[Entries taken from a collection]
= = = =

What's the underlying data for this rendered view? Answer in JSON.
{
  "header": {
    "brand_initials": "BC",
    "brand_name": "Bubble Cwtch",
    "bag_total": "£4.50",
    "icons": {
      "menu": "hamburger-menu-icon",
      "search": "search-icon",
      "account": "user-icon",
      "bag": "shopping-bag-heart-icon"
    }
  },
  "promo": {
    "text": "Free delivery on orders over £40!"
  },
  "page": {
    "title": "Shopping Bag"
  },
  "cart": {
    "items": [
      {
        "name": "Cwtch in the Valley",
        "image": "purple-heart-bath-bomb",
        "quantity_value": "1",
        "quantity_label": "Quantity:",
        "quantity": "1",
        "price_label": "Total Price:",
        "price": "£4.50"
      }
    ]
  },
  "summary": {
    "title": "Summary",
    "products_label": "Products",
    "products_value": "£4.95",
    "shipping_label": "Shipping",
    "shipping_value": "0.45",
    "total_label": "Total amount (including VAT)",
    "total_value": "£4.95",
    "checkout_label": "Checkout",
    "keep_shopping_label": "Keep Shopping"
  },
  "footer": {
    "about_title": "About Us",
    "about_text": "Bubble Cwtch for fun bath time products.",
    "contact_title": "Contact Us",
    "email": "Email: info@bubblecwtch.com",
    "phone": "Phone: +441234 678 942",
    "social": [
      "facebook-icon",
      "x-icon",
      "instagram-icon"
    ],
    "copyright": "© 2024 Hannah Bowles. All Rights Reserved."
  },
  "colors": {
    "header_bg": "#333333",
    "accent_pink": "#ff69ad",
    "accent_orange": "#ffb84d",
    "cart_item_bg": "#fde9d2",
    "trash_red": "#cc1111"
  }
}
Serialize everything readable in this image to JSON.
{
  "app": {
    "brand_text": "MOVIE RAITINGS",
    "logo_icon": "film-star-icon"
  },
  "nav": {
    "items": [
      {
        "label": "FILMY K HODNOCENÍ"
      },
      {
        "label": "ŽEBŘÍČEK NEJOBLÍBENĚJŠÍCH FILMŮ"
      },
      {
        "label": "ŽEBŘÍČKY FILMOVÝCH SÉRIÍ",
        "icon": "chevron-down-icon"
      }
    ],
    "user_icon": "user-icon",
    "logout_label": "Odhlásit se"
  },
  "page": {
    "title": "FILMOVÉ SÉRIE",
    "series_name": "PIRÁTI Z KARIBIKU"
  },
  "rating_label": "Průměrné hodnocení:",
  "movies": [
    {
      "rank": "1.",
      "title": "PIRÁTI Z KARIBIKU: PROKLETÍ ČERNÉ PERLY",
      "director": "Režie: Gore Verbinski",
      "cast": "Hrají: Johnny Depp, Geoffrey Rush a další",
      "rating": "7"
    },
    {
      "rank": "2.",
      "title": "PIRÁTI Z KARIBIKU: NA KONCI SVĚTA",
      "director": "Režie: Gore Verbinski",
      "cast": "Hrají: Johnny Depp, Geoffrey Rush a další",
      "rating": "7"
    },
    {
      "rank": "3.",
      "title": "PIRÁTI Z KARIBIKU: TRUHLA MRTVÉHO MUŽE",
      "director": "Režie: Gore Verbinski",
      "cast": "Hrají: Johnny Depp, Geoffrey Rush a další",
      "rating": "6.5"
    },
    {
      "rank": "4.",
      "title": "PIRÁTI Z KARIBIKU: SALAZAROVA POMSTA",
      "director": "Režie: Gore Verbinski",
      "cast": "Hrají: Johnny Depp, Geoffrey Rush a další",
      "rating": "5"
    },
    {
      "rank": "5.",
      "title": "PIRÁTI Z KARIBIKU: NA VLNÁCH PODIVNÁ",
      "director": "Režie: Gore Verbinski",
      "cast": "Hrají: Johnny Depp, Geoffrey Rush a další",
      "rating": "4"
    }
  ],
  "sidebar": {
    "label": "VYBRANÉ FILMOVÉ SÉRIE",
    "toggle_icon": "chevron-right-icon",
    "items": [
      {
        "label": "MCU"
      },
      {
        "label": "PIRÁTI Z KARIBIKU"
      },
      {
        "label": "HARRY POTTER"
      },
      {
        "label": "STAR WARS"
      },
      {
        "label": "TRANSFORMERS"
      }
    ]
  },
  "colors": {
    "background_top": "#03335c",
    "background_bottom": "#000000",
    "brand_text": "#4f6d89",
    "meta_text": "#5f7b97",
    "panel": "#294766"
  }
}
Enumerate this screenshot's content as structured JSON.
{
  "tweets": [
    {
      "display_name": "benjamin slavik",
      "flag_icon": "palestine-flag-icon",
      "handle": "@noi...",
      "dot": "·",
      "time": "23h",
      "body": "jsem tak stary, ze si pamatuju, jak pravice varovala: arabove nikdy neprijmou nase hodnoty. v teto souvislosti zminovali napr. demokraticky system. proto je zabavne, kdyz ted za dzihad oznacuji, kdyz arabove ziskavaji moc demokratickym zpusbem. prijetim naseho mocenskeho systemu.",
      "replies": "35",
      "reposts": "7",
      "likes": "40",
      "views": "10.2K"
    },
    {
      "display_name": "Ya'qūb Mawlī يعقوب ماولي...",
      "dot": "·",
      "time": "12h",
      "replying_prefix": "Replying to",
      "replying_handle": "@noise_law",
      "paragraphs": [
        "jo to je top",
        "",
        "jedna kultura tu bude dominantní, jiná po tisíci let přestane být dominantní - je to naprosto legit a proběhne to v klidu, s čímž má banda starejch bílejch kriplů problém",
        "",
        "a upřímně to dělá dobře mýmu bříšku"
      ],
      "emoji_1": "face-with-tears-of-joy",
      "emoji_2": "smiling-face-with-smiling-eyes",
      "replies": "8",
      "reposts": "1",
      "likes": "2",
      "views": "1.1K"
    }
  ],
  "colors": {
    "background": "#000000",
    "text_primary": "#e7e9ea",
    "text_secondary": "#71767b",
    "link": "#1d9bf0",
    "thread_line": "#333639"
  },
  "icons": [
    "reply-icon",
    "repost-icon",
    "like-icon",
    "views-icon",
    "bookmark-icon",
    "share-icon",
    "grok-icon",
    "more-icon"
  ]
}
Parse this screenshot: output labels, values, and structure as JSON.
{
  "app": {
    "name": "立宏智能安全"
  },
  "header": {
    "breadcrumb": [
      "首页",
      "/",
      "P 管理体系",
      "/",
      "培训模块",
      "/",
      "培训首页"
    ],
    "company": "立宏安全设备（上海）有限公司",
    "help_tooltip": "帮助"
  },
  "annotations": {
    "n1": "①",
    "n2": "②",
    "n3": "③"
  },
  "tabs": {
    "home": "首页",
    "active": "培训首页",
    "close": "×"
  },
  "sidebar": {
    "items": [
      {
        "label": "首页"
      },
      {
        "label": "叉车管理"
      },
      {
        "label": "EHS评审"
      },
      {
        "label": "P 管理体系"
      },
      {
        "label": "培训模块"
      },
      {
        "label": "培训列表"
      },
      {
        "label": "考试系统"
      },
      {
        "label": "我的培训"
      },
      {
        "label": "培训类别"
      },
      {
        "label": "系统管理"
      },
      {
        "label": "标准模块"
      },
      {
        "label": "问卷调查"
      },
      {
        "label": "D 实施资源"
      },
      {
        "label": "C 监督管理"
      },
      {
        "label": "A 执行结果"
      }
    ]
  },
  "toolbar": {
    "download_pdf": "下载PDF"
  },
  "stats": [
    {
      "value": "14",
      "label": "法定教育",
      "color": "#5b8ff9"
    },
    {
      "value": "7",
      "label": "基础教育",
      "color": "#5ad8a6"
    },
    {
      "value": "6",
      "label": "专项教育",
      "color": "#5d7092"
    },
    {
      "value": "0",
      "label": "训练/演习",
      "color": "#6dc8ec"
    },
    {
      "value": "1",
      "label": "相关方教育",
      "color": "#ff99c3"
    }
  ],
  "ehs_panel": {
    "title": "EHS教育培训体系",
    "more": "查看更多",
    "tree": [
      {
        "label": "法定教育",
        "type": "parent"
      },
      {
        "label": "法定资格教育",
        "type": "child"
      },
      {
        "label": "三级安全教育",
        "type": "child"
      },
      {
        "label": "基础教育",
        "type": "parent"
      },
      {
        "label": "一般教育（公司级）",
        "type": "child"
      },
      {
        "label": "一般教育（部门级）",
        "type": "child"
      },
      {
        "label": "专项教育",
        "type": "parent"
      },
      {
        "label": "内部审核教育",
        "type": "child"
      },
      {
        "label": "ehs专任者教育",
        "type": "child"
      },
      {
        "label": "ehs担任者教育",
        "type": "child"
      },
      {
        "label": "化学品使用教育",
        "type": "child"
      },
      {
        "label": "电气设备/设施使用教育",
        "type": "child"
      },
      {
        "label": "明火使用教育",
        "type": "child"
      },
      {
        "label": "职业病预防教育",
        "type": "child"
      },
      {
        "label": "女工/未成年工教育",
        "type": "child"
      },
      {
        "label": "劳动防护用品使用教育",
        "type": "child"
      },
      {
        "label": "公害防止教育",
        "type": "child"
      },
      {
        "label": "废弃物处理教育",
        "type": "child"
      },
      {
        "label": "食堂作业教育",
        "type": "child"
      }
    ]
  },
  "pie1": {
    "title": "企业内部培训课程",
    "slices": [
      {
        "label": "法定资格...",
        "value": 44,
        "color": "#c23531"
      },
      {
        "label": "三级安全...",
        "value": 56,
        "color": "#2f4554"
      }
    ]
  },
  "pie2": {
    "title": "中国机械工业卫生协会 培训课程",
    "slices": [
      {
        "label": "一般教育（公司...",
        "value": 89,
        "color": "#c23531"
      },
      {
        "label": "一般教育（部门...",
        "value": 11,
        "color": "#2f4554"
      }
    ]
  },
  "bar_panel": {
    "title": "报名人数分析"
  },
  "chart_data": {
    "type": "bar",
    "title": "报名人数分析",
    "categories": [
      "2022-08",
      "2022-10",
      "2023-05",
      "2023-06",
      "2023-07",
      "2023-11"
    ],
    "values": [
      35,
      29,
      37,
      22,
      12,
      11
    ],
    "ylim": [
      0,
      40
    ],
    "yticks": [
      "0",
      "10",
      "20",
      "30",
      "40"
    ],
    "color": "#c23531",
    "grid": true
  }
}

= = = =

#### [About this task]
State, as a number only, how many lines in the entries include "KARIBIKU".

#### [Solution to this exercise]
7